The trio formed Spell and it became Shavlik’s new project. The band’s tape circulated among friends in the music underground, and it landed the trio on the cover of CMJ as Best Unsigned Artist of the day. The phone started ringing.
The decision was hard on Shavlik, who had put in years with the Fluid. But he realized that Spell offered him the opportunity to test some new ideas with Beckman and Floyd.
“When I got back off the first jaunt of the Purplemetalflakemusic tour, I called up Tim and said, ‘I’m going to have to quit the band.’ ‘Aw, bummer, are you going out on another tour?’ ‘No, I’m quitting the Fluid’”
Spell signed to Island Records (home of U2 and Melissa Etheridge) and released Mississippi.
“Basically, the record is our demos from four different sessions over three years in Denver with a local producer—we just released the whole recording process. The hardest thing to get was the continuity.”
The official bio called Spell’s sound “sexually charged noise pop energy.” Beckman called it “three chords and the truth.”
“Superstar” was one of the first songs written by the fast and loud trio. The boisterous, cynical take on fitting in led off with a hard power-pop guitar riff and a vocal sound similar to X and Sonic Youth. The song was added in eight markets, including Detroit and Boston, when it was sent to alternative radio stations. KTCL-FM played it in the Denver area.
“It’s very polarized. In some circles, we’re the little darling bastards of Denver,” Shavlik said. “It was special for the people who were there from the beginning—to them, we were a cool noise band with hooks. But the day the news broke that we signed on the dotted line, all of a sudden we were arrogant sellout rock stars.”
“Superstar” didn’t find a big audience. “I wish they could have made a better video—it was lame, just a performance shoot,” Beckman said. “MTV liked the song—they played it as a theme for their sport shows—but they wouldn’t show the clip. That’s okay. Everybody makes mistakes.”
In 2008, all five of the Fluid’s original members reunited to perform at Sub Pop Records’ 20th Anniversary Festival in Seattle and at selected dates in Denver.

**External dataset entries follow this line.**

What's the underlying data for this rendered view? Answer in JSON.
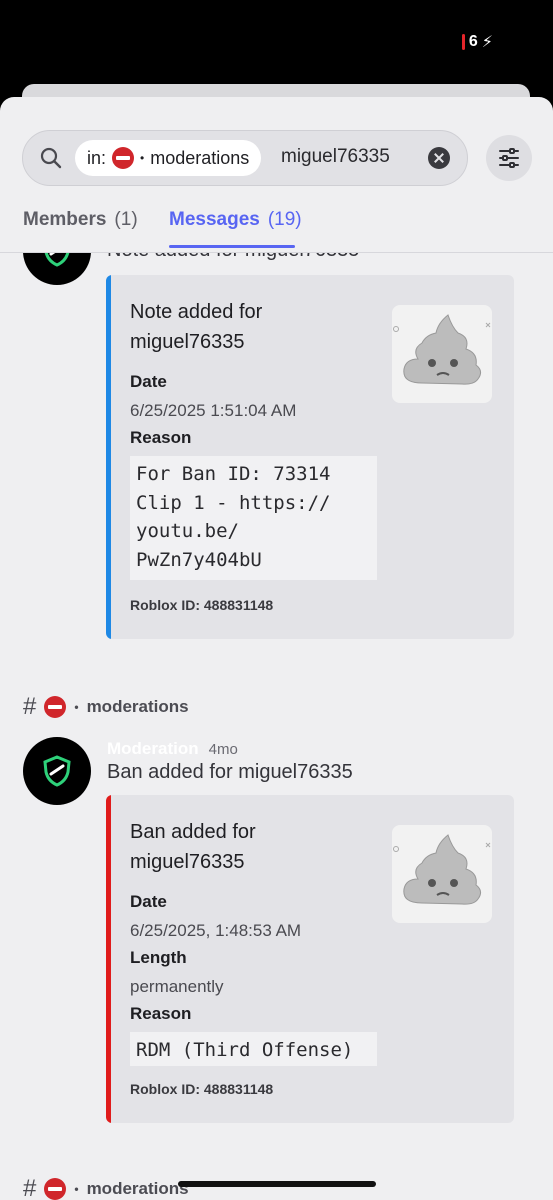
{
  "status_bar": {
    "battery_text": "6"
  },
  "search": {
    "filter_prefix": "in:",
    "channel_name": "moderations",
    "query": "miguel76335"
  },
  "tabs": [
    {
      "label": "Members",
      "count": "(1)"
    },
    {
      "label": "Messages",
      "count": "(19)"
    }
  ],
  "colors": {
    "accent": "#5865f2",
    "note_stripe": "#1e88e5",
    "ban_stripe": "#e01b1b",
    "avatar_shield": "#2ed17a"
  },
  "messages": [
    {
      "content_partial": "Note added for miguel76335",
      "embed": {
        "title": "Note added for miguel76335",
        "fields": [
          {
            "name": "Date",
            "value": "6/25/2025 1:51:04 AM"
          },
          {
            "name": "Reason",
            "code": "For Ban ID: 73314\nClip 1 - https://\nyoutu.be/\nPwZn7y404bU"
          }
        ],
        "footer": "Roblox ID: 488831148"
      }
    },
    {
      "channel": "moderations",
      "author": "Moderation",
      "time": "4mo",
      "content": "Ban added for miguel76335",
      "embed": {
        "title": "Ban added for miguel76335",
        "fields": [
          {
            "name": "Date",
            "value": "6/25/2025, 1:48:53 AM"
          },
          {
            "name": "Length",
            "value": "permanently"
          },
          {
            "name": "Reason",
            "code": "RDM (Third Offense)"
          }
        ],
        "footer": "Roblox ID: 488831148"
      }
    },
    {
      "channel": "moderations"
    }
  ]
}
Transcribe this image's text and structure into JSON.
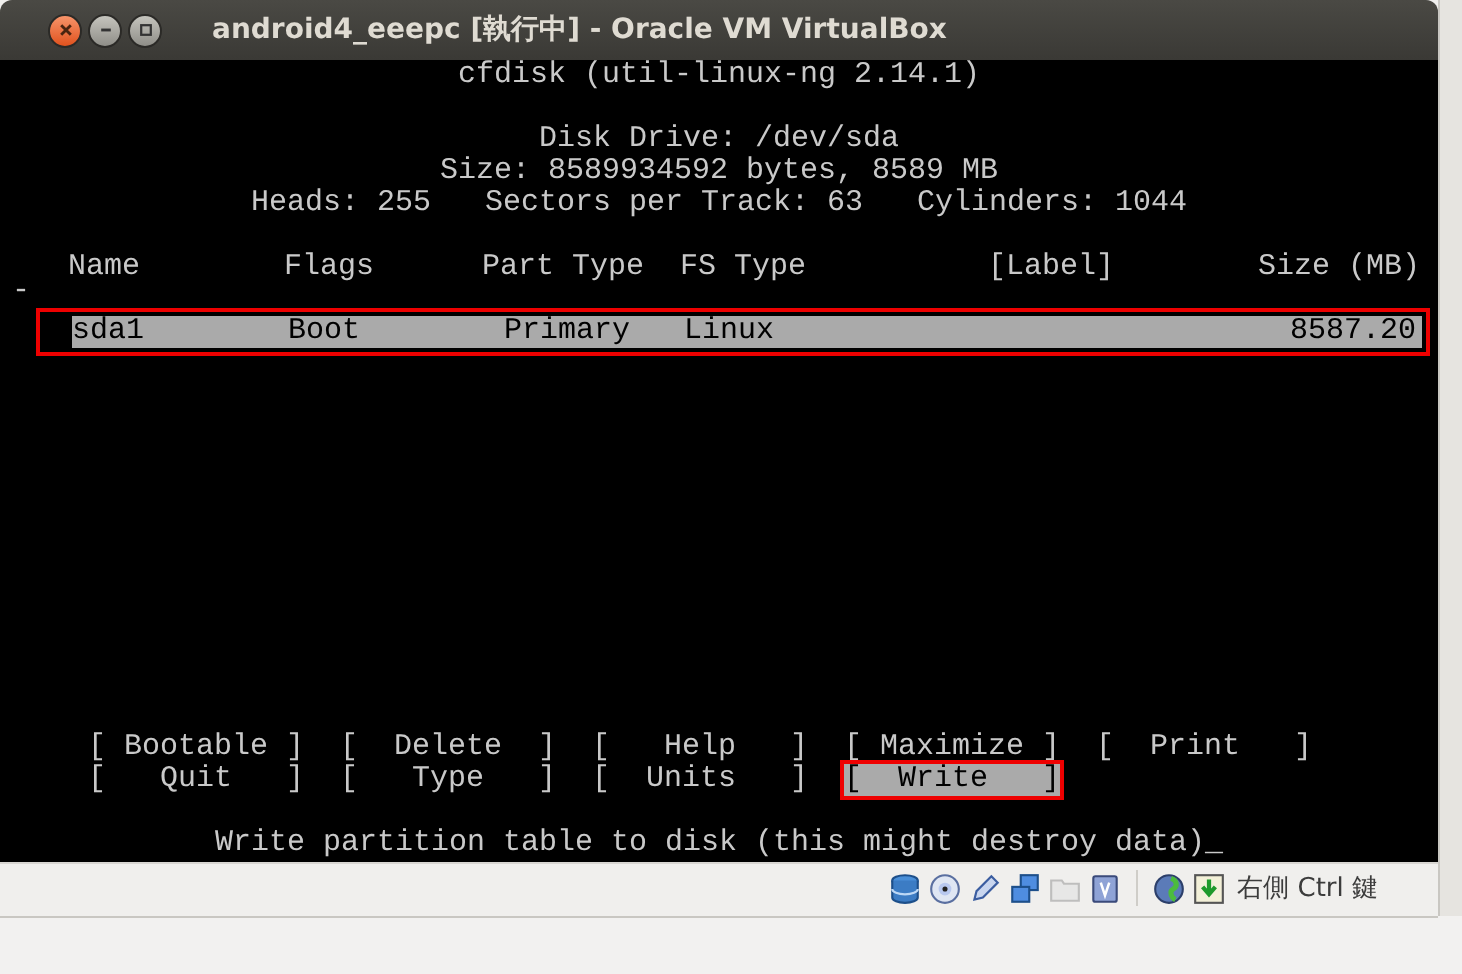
{
  "window": {
    "title": "android4_eeepc [執行中] - Oracle VM VirtualBox"
  },
  "terminal": {
    "program_line": "cfdisk (util-linux-ng 2.14.1)",
    "disk_info": [
      "Disk Drive: /dev/sda",
      "Size: 8589934592 bytes, 8589 MB",
      "Heads: 255   Sectors per Track: 63   Cylinders: 1044"
    ],
    "table": {
      "columns": [
        "Name",
        "Flags",
        "Part Type",
        "FS Type",
        "[Label]",
        "Size (MB)"
      ],
      "marker": "-",
      "rows": [
        {
          "cells": [
            "sda1",
            "Boot",
            "Primary",
            "Linux",
            "",
            "8587.20"
          ],
          "selected": true,
          "annotated": true
        }
      ]
    },
    "menu": [
      {
        "label": "[ Bootable ]",
        "selected": false,
        "annotated": false
      },
      {
        "label": "[  Delete  ]",
        "selected": false,
        "annotated": false
      },
      {
        "label": "[   Help   ]",
        "selected": false,
        "annotated": false
      },
      {
        "label": "[ Maximize ]",
        "selected": false,
        "annotated": false
      },
      {
        "label": "[  Print   ]",
        "selected": false,
        "annotated": false
      },
      {
        "label": "[   Quit   ]",
        "selected": false,
        "annotated": false
      },
      {
        "label": "[   Type   ]",
        "selected": false,
        "annotated": false
      },
      {
        "label": "[  Units   ]",
        "selected": false,
        "annotated": false
      },
      {
        "label": "[  Write   ]",
        "selected": true,
        "annotated": true
      }
    ],
    "message": "Write partition table to disk (this might destroy data)_"
  },
  "status_bar": {
    "host_key": "右側 Ctrl 鍵"
  }
}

“Once everyone talked to each other, it’s amazing that all it took was someone to ask us to do it,” Kulwicki enthused. “It was still ridiculously fun.”